15 November 2014
If there is one element that can make or break a photograph it is lighting and yet, it is often the least considered element, even if it is thought of at all.
Take the same viewpoint of the same subject with different photography lighting and you will often see images which look very different.
We will look at different ideas on lighting later but as a general rule, try to keep the light source behind you and to one side so that it illuminates the subject with a slight shadow. Also, if the subject happens to be a person, this will help ensure they do not squint.
Most photographs look best in natural light, even when the light is dim. Light and shade communicate mood and help to emphasise parts of an image.
A lot of cameras have a built-in flash. Make sure that this is turned off unless you really need or want it for a particular image. Too many great pictures are spoiled because the auto-flash fired unnecessarily or because it was positioned incorrectly - click here to review guidelines on holding your camera correctly.
There are numerous ways to apply photography lighting to an infinite number of subjects so let’s start with the simple scenario of a young girl by her Christmas tree. We have the choice of daylight from the window and/or flashlight.

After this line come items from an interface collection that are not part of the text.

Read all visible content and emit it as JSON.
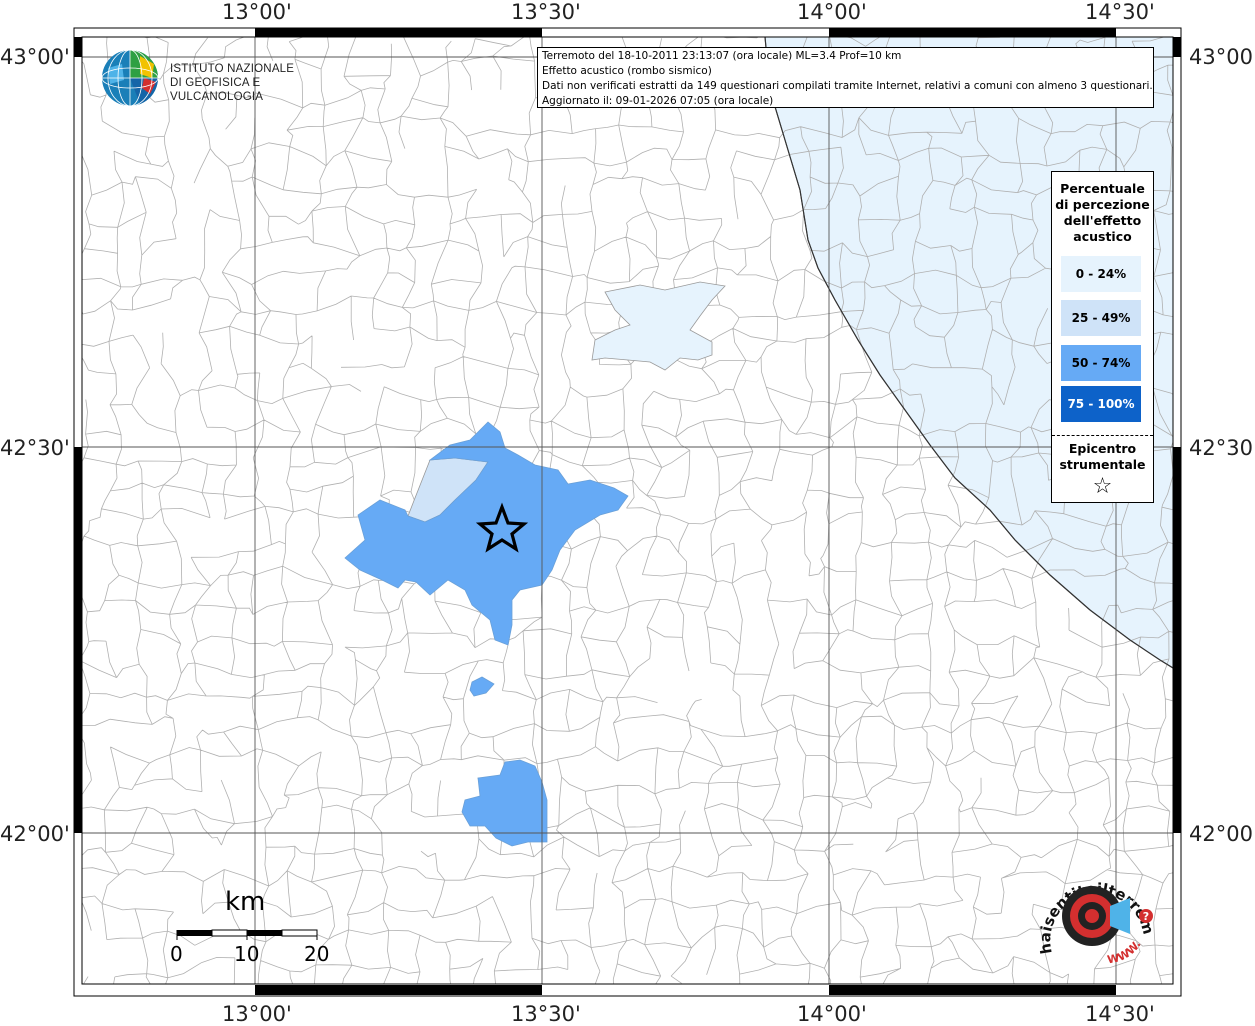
{
  "info": {
    "line1": "Terremoto del 18-10-2011 23:13:07 (ora locale) ML=3.4 Prof=10 km",
    "line2": "Effetto acustico (rombo sismico)",
    "line3": "Dati non verificati estratti da 149 questionari compilati tramite Internet, relativi a comuni con almeno 3 questionari.",
    "line4": "Aggiornato il: 09-01-2026 07:05 (ora locale)"
  },
  "ingv": {
    "line1": "ISTITUTO NAZIONALE",
    "line2": "DI GEOFISICA E VULCANOLOGIA"
  },
  "coords": {
    "lon_1300": "13°00'",
    "lon_1330": "13°30'",
    "lon_1400": "14°00'",
    "lon_1430": "14°30'",
    "lat_4300": "43°00'",
    "lat_4230": "42°30'",
    "lat_4200": "42°00'"
  },
  "legend": {
    "title_l1": "Percentuale",
    "title_l2": "di percezione",
    "title_l3": "dell'effetto",
    "title_l4": "acustico",
    "items": [
      {
        "label": "0 - 24%",
        "color": "#e6f3fd"
      },
      {
        "label": "25 - 49%",
        "color": "#cfe3f8"
      },
      {
        "label": "50 - 74%",
        "color": "#66aaf5"
      },
      {
        "label": "75 - 100%",
        "color": "#0d62c9"
      }
    ],
    "epicenter_l1": "Epicentro",
    "epicenter_l2": "strumentale",
    "star": "☆"
  },
  "scale": {
    "unit": "km",
    "ticks": [
      "0",
      "10",
      "20"
    ]
  },
  "hsit": {
    "text": "haisentitoilterremoto.it",
    "www": "WWW.",
    "question": "?"
  },
  "colors": {
    "sea": "#e6f3fd",
    "frame": "#000000",
    "grid": "#555555",
    "boundaries": "#b0b0b0"
  },
  "icons": {
    "ingv_logo": "ingv-globe-icon",
    "epicenter": "star-icon",
    "hsit_logo": "target-icon"
  }
}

Shot in Black and White, this photo shows how natural light can be used to great effect.
The photograph was taken to send to the young girl’s family - some of whom live abroad and haven’t seen her for a while.
The auto-flash fired and has illuminated the whole scene, including the rather distracting decorations on the Christmas tree.

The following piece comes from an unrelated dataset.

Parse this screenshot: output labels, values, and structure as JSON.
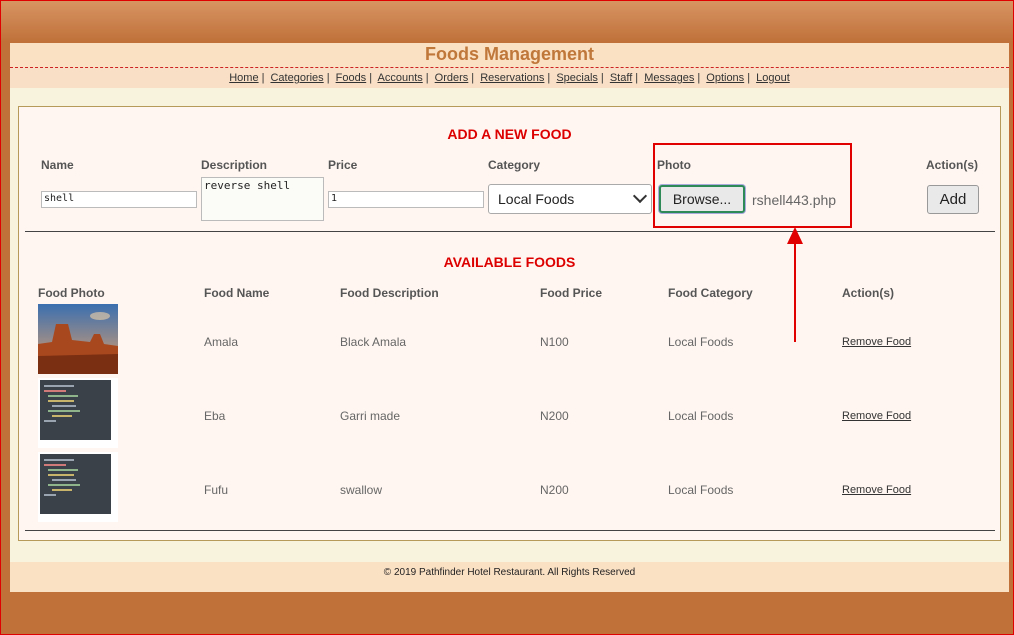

The result is fine but presents a rather bland image.
Shot with the flash turned off and making sure that the camera was held steady to compensate for the slow shutter speed, this image has more atmosphere.

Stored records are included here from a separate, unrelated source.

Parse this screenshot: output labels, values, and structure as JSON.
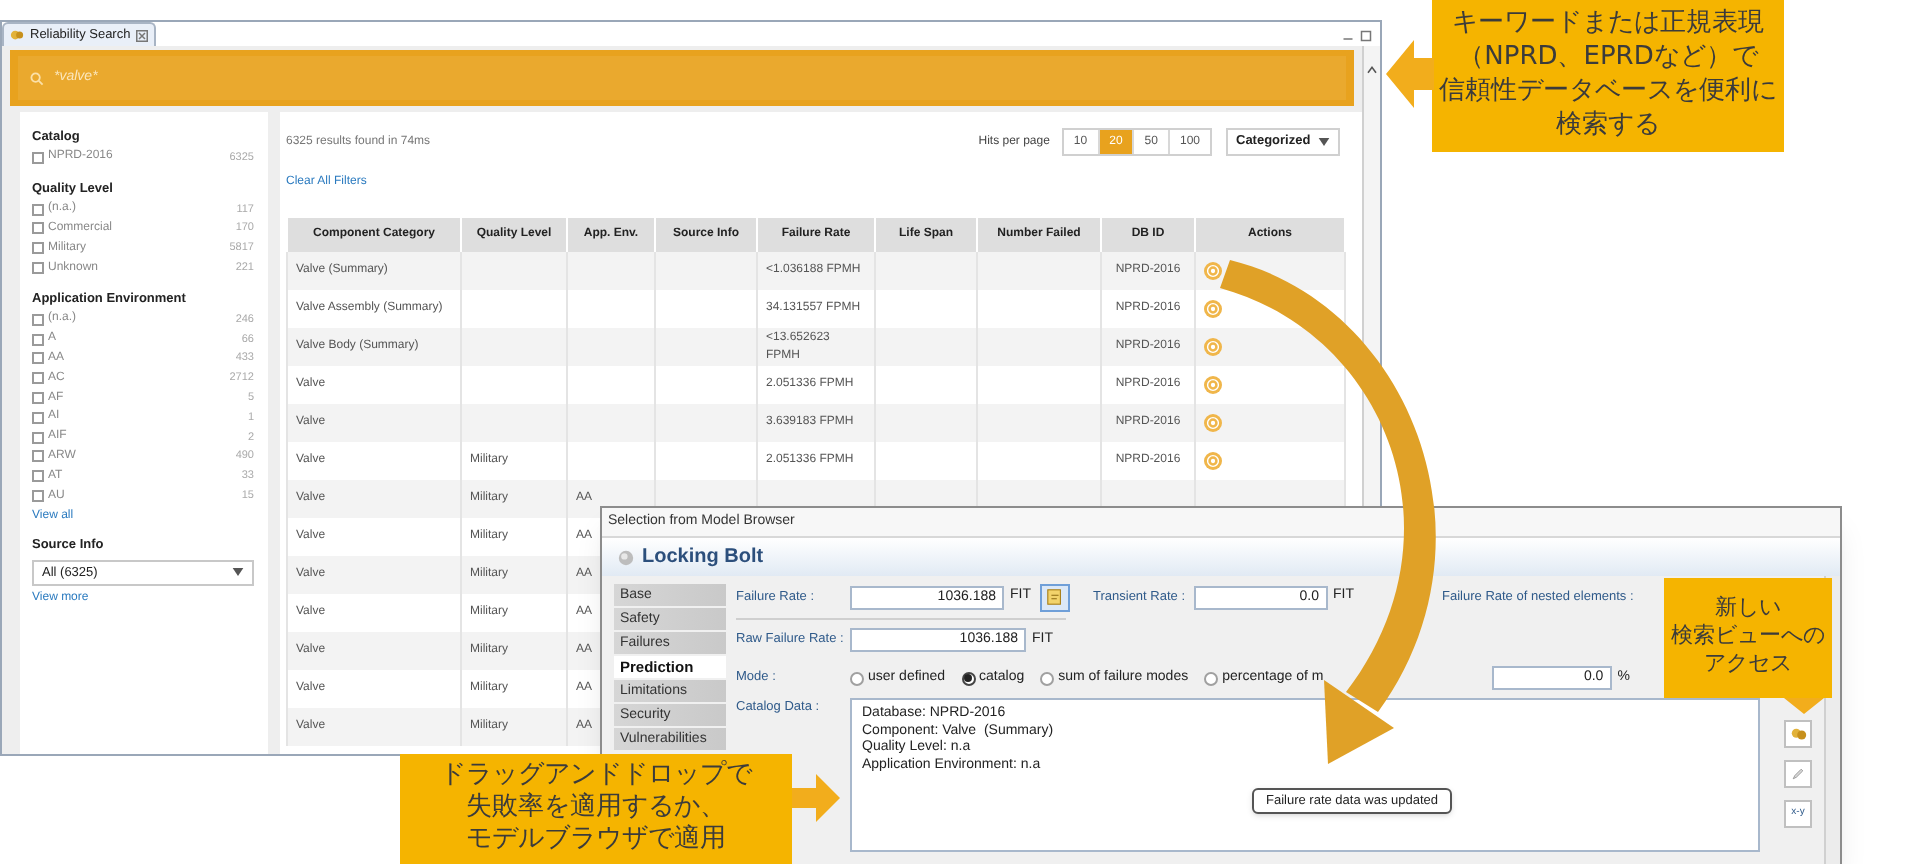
{
  "view_tab": {
    "title": "Reliability Search"
  },
  "search": {
    "value": "*valve*"
  },
  "filters": [
    {
      "title": "Catalog",
      "options": [
        {
          "label": "NPRD-2016",
          "count": "6325",
          "checked": false
        }
      ]
    },
    {
      "title": "Quality Level",
      "options": [
        {
          "label": "(n.a.)",
          "count": "117",
          "checked": false
        },
        {
          "label": "Commercial",
          "count": "170",
          "checked": false
        },
        {
          "label": "Military",
          "count": "5817",
          "checked": false
        },
        {
          "label": "Unknown",
          "count": "221",
          "checked": false
        }
      ]
    },
    {
      "title": "Application Environment",
      "link": "View all",
      "options": [
        {
          "label": "(n.a.)",
          "count": "246",
          "checked": false
        },
        {
          "label": "A",
          "count": "66",
          "checked": false
        },
        {
          "label": "AA",
          "count": "433",
          "checked": false
        },
        {
          "label": "AC",
          "count": "2712",
          "checked": false
        },
        {
          "label": "AF",
          "count": "5",
          "checked": false
        },
        {
          "label": "AI",
          "count": "1",
          "checked": false
        },
        {
          "label": "AIF",
          "count": "2",
          "checked": false
        },
        {
          "label": "ARW",
          "count": "490",
          "checked": false
        },
        {
          "label": "AT",
          "count": "33",
          "checked": false
        },
        {
          "label": "AU",
          "count": "15",
          "checked": false
        }
      ]
    }
  ],
  "source_info": {
    "title": "Source Info",
    "value": "All (6325)",
    "link": "View more"
  },
  "results": {
    "summary": "6325 results found in 74ms",
    "clear_link": "Clear All Filters",
    "hits_label": "Hits per page",
    "hits": [
      {
        "label": "10",
        "selected": false
      },
      {
        "label": "20",
        "selected": true
      },
      {
        "label": "50",
        "selected": false
      },
      {
        "label": "100",
        "selected": false
      }
    ],
    "view_mode": "Categorized"
  },
  "table": {
    "columns": [
      "Component Category",
      "Quality Level",
      "App. Env.",
      "Source Info",
      "Failure Rate",
      "Life Span",
      "Number Failed",
      "DB ID",
      "Actions"
    ],
    "rows": [
      {
        "category": "Valve (Summary)",
        "failure_rate": "<1.036188 FPMH",
        "db_id": "NPRD-2016",
        "action": true
      },
      {
        "category": "Valve Assembly (Summary)",
        "failure_rate": "34.131557 FPMH",
        "db_id": "NPRD-2016",
        "action": true
      },
      {
        "category": "Valve Body (Summary)",
        "failure_rate": "<13.652623 FPMH",
        "db_id": "NPRD-2016",
        "action": true
      },
      {
        "category": "Valve",
        "failure_rate": "2.051336 FPMH",
        "db_id": "NPRD-2016",
        "action": true
      },
      {
        "category": "Valve",
        "failure_rate": "3.639183 FPMH",
        "db_id": "NPRD-2016",
        "action": true
      },
      {
        "category": "Valve",
        "quality": "Military",
        "failure_rate": "2.051336 FPMH",
        "db_id": "NPRD-2016",
        "action": true
      },
      {
        "category": "Valve",
        "quality": "Military",
        "env": "AA"
      },
      {
        "category": "Valve",
        "quality": "Military",
        "env": "AA"
      },
      {
        "category": "Valve",
        "quality": "Military",
        "env": "AA"
      },
      {
        "category": "Valve",
        "quality": "Military",
        "env": "AA"
      },
      {
        "category": "Valve",
        "quality": "Military",
        "env": "AA"
      },
      {
        "category": "Valve",
        "quality": "Military",
        "env": "AA"
      },
      {
        "category": "Valve",
        "quality": "Military",
        "env": "AA"
      }
    ]
  },
  "dialog": {
    "title": "Selection from Model Browser",
    "header": "Locking Bolt",
    "tabs": [
      {
        "label": "Base",
        "selected": false
      },
      {
        "label": "Safety",
        "selected": false
      },
      {
        "label": "Failures",
        "selected": false
      },
      {
        "label": "Prediction",
        "selected": true
      },
      {
        "label": "Limitations",
        "selected": false
      },
      {
        "label": "Security",
        "selected": false
      },
      {
        "label": "Vulnerabilities",
        "selected": false
      }
    ],
    "failure_rate": {
      "label": "Failure Rate :",
      "value": "1036.188",
      "unit": "FIT"
    },
    "transient_rate": {
      "label": "Transient Rate :",
      "value": "0.0",
      "unit": "FIT"
    },
    "nested_label": "Failure Rate of nested elements :",
    "raw_failure_rate": {
      "label": "Raw Failure Rate :",
      "value": "1036.188",
      "unit": "FIT"
    },
    "mode": {
      "label": "Mode :",
      "options": [
        {
          "label": "user defined",
          "selected": false
        },
        {
          "label": "catalog",
          "selected": true
        },
        {
          "label": "sum of failure modes",
          "selected": false
        },
        {
          "label": "percentage of m",
          "selected": false
        }
      ],
      "percent_value": "0.0",
      "percent_unit": "%"
    },
    "catalog_data": {
      "label": "Catalog Data :",
      "lines": [
        "Database: NPRD-2016",
        "Component: Valve  (Summary)",
        "Quality Level: n.a",
        "Application Environment: n.a"
      ]
    },
    "tooltip": "Failure rate data was updated",
    "formula_button": "x-y"
  },
  "callouts": [
    {
      "lines": [
        "キーワードまたは正規表現",
        "（NPRD、EPRDなど）で",
        "信頼性データベースを便利に",
        "検索する"
      ]
    },
    {
      "lines": [
        "ドラッグアンドドロップで",
        "失敗率を適用するか、",
        "モデルブラウザで適用"
      ]
    },
    {
      "lines": [
        "新しい",
        "検索ビューへの",
        "アクセス"
      ]
    }
  ]
}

It shows off the girl’s hair and facial features much better and does not have so many distractions from the tree decorations.
Why include the tree at all?
In this third photo there is a situation where less is more in the composition of the photograph.
By moving or zooming in we focus attention on the subject with no unnecessary distractions.
As to photography lighting - no more than daylight through a fine curtain at the window. A treat in store for the whole family!
This article is an extract from the original which covers different subject types and alternative lighting ideas.
Previous Articles in the series -
1 - "Photography Technique - Holding the Camera"
2 - "Photography Technique - The Essentials"
3 - "Photography Technique - Composition"